  • Get a table just for the girls at a nightclub. It may be the first time you’ve paid for a table, but trust me, it’ll be worth it. Expect to pay at least $250 for a top night club table to start and dance the night away. Tip: if you’re planning to go crazy, best to arrange a limo for everyone to get home safe after all the fun.
  • Get on a boat and just hang. If the bachelorette wants to just catch up with everyone, best to get bikinis out and get some rays while you’re at it! Golden Yacht Charters has more than 2 dozen yachts available for half and full day charters, and you can split the cost with your friends online! 

Hands down, the best thing about a pre-packaged plan is that you know all of the costs pretty quickly without many surprises. If you’re going up for planning a bachelorette party or shower from scratch, here’s my go-to checklist:

  • Budget
  • Date, time and how long
  • How many people, list of invitees
  • Venue
  • Food
  • Theme/Decorations/Flowers
  • Entertainment/Music
  • Transportation
  • Gifts

If you have more to add to this list, especially any ideas for pre-packaged parties, let us know! Even if you’re not in Miami, we’d love to hear your fun ideas!

Organizers Rock

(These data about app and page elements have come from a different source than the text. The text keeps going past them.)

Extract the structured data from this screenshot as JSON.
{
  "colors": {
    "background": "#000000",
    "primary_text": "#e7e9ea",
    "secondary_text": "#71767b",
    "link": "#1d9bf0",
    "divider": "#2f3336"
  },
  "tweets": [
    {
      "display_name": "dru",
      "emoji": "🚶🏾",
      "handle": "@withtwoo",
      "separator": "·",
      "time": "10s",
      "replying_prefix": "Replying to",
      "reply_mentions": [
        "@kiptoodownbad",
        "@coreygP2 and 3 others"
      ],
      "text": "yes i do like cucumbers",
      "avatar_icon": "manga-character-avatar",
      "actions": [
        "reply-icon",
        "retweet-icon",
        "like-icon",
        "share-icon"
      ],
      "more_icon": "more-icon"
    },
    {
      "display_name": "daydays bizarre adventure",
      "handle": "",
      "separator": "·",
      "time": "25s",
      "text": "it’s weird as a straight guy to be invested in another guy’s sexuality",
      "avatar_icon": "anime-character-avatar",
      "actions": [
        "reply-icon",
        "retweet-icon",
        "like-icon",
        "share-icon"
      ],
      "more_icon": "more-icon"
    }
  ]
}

In every group of friends, there’s a few people who take on the roll of the organizer. They’re the ones who figure out where everyone’ll meet up on Friday night, who are pulling together the next trip for everyone (skiing! Vegas!) - they coordinate the good times that keep us looking forward. I’ve always been that person in my group; I love getting friends together. After college, I spent my first few years working as a professional event planner. Planning, coordinating, communicating, collecting - this is a routine I have down pat. Technology helped make all of this easier, and my go-to solutions were Evite and PayPal. But, the disconnect between invitations and payment made the process choppy and much more work than it should be.  The payment part of organizing is much harder than the invitation part. It’s so annoying and painful that, if you think about it, chances are good that you intentionally avoid having to organize for your friends just because you don’t want to front money for your friends. After doing all the work, it stinks when you end up having to front money for the people who *promise* to pay you later. 

Splitable pulls all of these elements, invitations, payments and communication, together in one hub that’s fast and simple to use. Just start a team, invite your friends, and pay your share. When your friends get their invitation, they’ll be able to see what’s being planned, pay their share to rsvp, and leave questions or comments for the team - all in one place. And, even though everyone commits to pay when they rsvp, we don’t actually charge your group until it’s completely full, so everyone can feel comfortable knowing that it’s all or nothing.

To all the organizers out there, we’re aiming to make it easier for you and your friends to get together, so you can do so more often.

Do you have any stories, good or bad, from your experiences as an organizer? Share them with us on Facebook or Twitter